We walked along the south-bank of the Thames until we found a likely spot, just before the bend in the river and well serviced by beer.
The weather was extremely challenging, running the gamut from bright spring sunshine to gloomy grey skies. This made it very neccisary to pay close attention to your apeture and shutter speed. With the light changing dramatically, I went from shooting at 1/8000 of a second to 1/500 in a matter of minutes. With a good zoom and splashing water you want as fast a shutter as you can get to capture the splash from the oars...
There were two races, the Isis race first followed, 30mins later by the event everyone is there to see, the Oxford vs Cambridge race.
Like the London Surrey Cycle Classic photographer speed was of the essence, the teams only were in good range of the zoomed camera for a short time. Boats are an interesting one. You can maximize your zoom to capture a close up of a couple of rowers and get some nice effects of the splashing oars, but miss the Cox and the rest of the team, or you can pull back and get one or both of the boats, but this means everything is small. Especially, as the boats are long and low, so they transfer poorly to a traditional resolution. You can see examples of both in the left hand gallery, as well as the use of a much less traditional resolution....
Shortly after the boats went past us, we packed up and headed back towards Putney. I followed the action on twitter as we walked and was informed that there was a swimmer in the middle of the Thames. There was nothing we could do at that point to get an image of him, but it did highlight just how much luck there was in getting a dramatic shot at an event like this. Even with all the press, you can see at the Huffington Post that there were few top quality shots of the swimmer.

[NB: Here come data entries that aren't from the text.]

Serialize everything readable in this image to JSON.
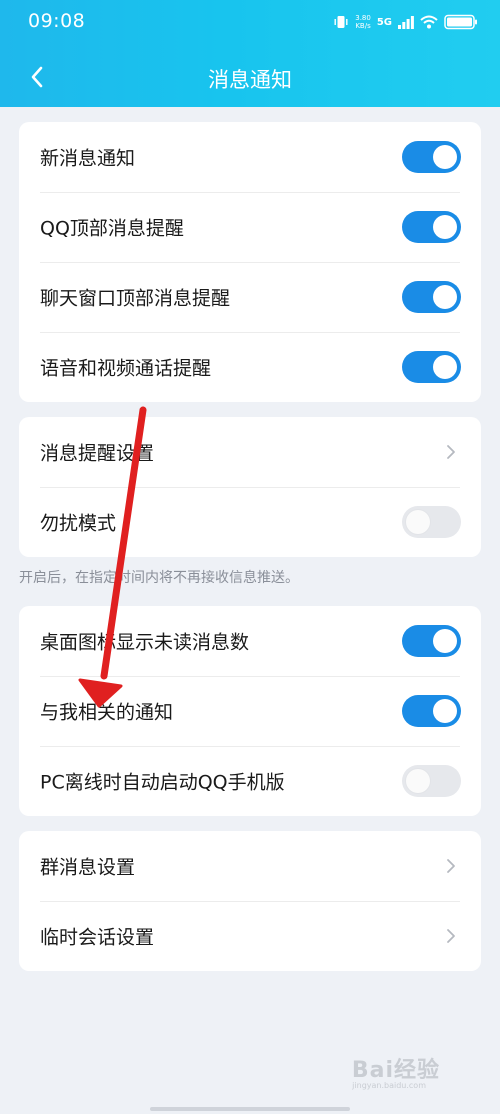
{
  "status_bar": {
    "time": "09:08",
    "net_speed_value": "3.80",
    "net_speed_unit": "KB/s",
    "network_type": "5G"
  },
  "nav": {
    "title": "消息通知"
  },
  "section1": {
    "items": [
      {
        "label": "新消息通知",
        "on": true
      },
      {
        "label": "QQ顶部消息提醒",
        "on": true
      },
      {
        "label": "聊天窗口顶部消息提醒",
        "on": true
      },
      {
        "label": "语音和视频通话提醒",
        "on": true
      }
    ]
  },
  "section2": {
    "reminder_settings_label": "消息提醒设置",
    "dnd_label": "勿扰模式",
    "dnd_on": false,
    "hint": "开启后，在指定时间内将不再接收信息推送。"
  },
  "section3": {
    "items": [
      {
        "label": "桌面图标显示未读消息数",
        "on": true
      },
      {
        "label": "与我相关的通知",
        "on": true
      },
      {
        "label": "PC离线时自动启动QQ手机版",
        "on": false
      }
    ]
  },
  "section4": {
    "group_settings_label": "群消息设置",
    "temp_chat_label": "临时会话设置"
  },
  "watermark": {
    "logo": "Bai经验",
    "url": "jingyan.baidu.com"
  },
  "colors": {
    "header_gradient_start": "#1fb8ec",
    "header_gradient_end": "#21cdf0",
    "toggle_on": "#1a8ce6",
    "toggle_off": "#e6e8ec",
    "annotation_arrow": "#e02020"
  },
  "icons": {
    "back": "chevron-left-icon",
    "row_arrow": "chevron-right-icon"
  }
}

I did manage to get a shot of the Police boat as it zoomed past, its sirens blaring.
It took about half an hour, but the two teams finally were able to line back up again and set off. After only a minute or so, the news came through that Oxford had suffered a broken oar. Down to 7 against 8, they started to fall behind.
In the end, the winner was Cambridge, but as Oxford finished with a broken oar after the restart, it seems a hollow victory, and people will always wonder who would have won without the interruption of the swimmer. Additionally, on crossing the finish line, one of the Oxford rowers, Alexander Wood, was removed from the boat.
It was perhaps one of the most dramatic races in the last twenty years or more, and yet, four photographers with some excellent equipment and experience came out with no shots of the unexpected action because we were not in the right place, at the right time.